Washington, July 30 : A new University of Florida study has shown that the Isthmus of Panama was most likely formed by a Central American Peninsula colliding slowly with the South American continent through tectonic plate movement over millions of years.
The study, co-authored by Florida Museum of Natural History researchers Michael Kirby, Douglas Jones and Bruce MacFadden, uses geologic, chemical and biologic methods to date rocks and fossils found in sides of the Gaillard Cut of the Panama Canal.
The results show that instead of being formed by rising and subsiding ocean levels or existing as a string of islands as scientists previously believed, the Isthmus of Panama was first a peninsula of southern Central America before the underlying tectonic plates merged it with South America 4 million years ago.
"Scientists knew Panama was a North American peninsula, possibly as early as 19 million years ago because fossils that are closely related to North American land mammals, such as rhinos, horses, peccaries and dogs have been found in the Panama Canal during ongoing maintenance," said Kirby, lead author of the study.
"But we were not certain when this peninsula first formed and how long it may have existed," he added.

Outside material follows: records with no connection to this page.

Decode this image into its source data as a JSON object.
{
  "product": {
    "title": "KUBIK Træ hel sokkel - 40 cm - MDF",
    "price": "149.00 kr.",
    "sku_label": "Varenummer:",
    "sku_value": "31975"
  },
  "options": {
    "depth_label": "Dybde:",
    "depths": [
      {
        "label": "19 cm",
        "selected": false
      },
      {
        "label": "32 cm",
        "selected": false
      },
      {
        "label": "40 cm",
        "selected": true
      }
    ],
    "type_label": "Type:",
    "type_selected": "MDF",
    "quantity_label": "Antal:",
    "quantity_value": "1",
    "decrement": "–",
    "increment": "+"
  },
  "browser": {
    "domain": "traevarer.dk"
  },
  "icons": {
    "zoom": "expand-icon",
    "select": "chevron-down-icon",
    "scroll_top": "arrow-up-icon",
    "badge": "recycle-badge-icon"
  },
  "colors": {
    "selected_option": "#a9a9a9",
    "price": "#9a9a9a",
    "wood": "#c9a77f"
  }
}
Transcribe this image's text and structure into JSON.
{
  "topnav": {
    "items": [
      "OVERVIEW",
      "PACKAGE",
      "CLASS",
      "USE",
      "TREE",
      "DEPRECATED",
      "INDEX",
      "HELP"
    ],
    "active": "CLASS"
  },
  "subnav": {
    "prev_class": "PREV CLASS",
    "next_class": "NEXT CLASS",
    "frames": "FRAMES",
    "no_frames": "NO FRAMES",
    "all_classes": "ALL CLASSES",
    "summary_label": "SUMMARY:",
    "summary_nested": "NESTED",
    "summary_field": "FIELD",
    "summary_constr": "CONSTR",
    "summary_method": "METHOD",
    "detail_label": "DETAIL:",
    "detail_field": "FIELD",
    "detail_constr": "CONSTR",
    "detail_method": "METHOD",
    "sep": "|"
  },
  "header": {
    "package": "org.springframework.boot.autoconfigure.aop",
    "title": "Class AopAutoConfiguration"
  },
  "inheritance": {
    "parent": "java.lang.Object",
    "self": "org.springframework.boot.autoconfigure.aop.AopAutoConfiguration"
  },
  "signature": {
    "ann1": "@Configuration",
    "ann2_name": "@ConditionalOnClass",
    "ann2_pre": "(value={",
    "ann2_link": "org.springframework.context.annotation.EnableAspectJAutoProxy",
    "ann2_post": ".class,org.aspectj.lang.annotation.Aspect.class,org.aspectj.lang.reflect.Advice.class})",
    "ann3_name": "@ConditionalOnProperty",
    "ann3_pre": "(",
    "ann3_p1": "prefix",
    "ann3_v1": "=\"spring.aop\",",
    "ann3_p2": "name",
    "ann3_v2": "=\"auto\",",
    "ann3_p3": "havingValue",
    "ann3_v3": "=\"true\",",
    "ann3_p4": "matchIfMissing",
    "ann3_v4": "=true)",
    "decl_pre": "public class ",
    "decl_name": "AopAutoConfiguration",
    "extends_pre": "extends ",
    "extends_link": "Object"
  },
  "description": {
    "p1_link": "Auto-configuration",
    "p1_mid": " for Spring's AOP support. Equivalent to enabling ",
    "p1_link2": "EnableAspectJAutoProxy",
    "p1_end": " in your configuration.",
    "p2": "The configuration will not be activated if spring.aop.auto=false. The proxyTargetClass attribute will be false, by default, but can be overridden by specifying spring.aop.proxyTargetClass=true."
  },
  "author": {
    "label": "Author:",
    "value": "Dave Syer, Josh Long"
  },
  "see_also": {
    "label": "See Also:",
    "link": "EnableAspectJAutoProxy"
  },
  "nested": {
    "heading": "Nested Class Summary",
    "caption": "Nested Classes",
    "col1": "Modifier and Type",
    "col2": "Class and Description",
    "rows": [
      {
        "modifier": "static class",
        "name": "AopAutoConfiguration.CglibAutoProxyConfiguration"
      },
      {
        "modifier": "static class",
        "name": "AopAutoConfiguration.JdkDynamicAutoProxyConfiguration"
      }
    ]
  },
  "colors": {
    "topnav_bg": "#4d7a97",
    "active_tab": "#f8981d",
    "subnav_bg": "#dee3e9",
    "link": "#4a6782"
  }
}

The canal's maintenance also exposes sediment layers and marine animal fossils, as well as strata of rocks and clay specific to numerous environments, including lagoon, delta, swamp, woodland and dry tropical forest.
Previous studies placed marine sediment as the youngest layers, suggesting the peninsula was submerged before finally joining with South America.
The current study revises the time order of strata, however, and concludes that the Panamanian peninsula joined with South America roughly 4 million years ago.
"Deep-sea deposits in one sediment layer suggest a short-lived strait may have existed across the Panama Canal Basin between 21 and 20 million years ago," said Jones, director of the Florida Museum of Natural History. "However, these short-lived straits probably had little impact on the long-term evolution of Central America's flora and fauna," he added.
The authors used alternative methods such as strontium isotope dating of fossils and re-analysis of vertebrate fossils to better determine the geologic sequence of the Canal.
According to Anthony Coates, a staff scientist emeritus at the Smithsonian Tropical Research Institute in Panama who has extensively studied the geological history of the rise of the Central American isthmus, the study brings together a diverse array of geologic evidence that convincingly suggests Central America was a peninsula and not a group of islands.
"They have made an important contribution to the land-based geologic evidence of the plate tectonic history of the formation of the Isthmus," he said. "Their results have important consequences for the nature of the global change engendered by the rise and closure of the isthmus," he added.